Could you give back every entry below exactly, with the pictures dropped?

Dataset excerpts
************

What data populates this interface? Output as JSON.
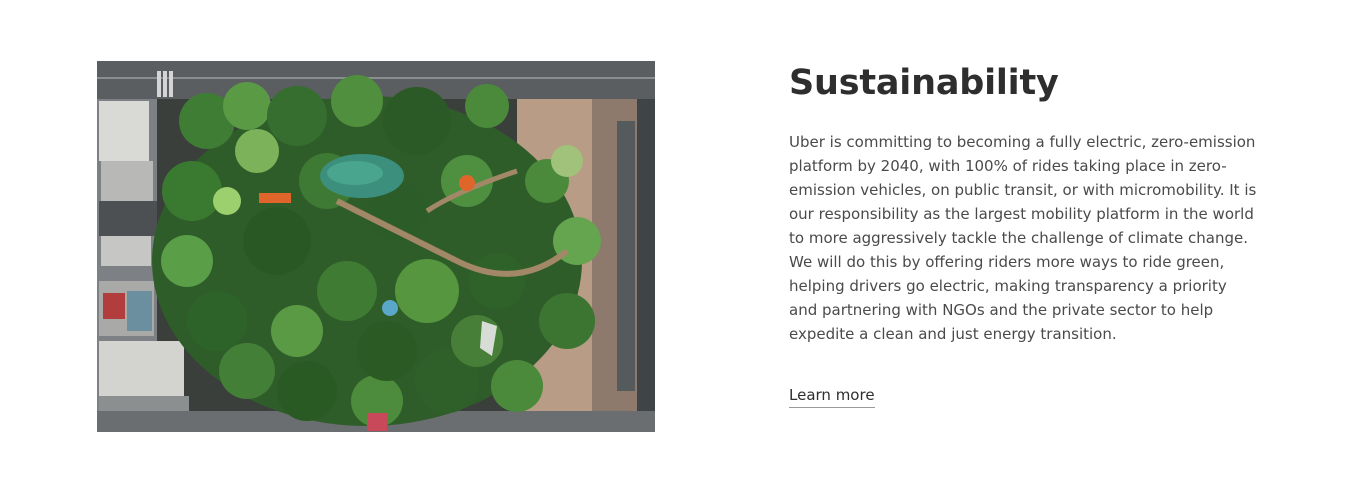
{
  "section": {
    "title": "Sustainability",
    "body": "Uber is committing to becoming a fully electric, zero-emission platform by 2040, with 100% of rides taking place in zero-emission vehicles, on public transit, or with micromobility. It is our responsibility as the largest mobility platform in the world to more aggressively tackle the challenge of climate change. We will do this by offering riders more ways to ride green, helping drivers go electric, making transparency a priority and partnering with NGOs and the private sector to help expedite a clean and just energy transition.",
    "link_label": "Learn more"
  },
  "image": {
    "icon": "aerial-park-photo"
  }
}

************

• **Response to the exercise**
What data populates this interface? Output as JSON.
{
  "section": {
    "title": "Sustainability",
    "body": "Uber is committing to becoming a fully electric, zero-emission platform by 2040, with 100% of rides taking place in zero-emission vehicles, on public transit, or with micromobility. It is our responsibility as the largest mobility platform in the world to more aggressively tackle the challenge of climate change. We will do this by offering riders more ways to ride green, helping drivers go electric, making transparency a priority and partnering with NGOs and the private sector to help expedite a clean and just energy transition.",
    "link_label": "Learn more"
  },
  "image": {
    "icon": "aerial-park-photo"
  }
}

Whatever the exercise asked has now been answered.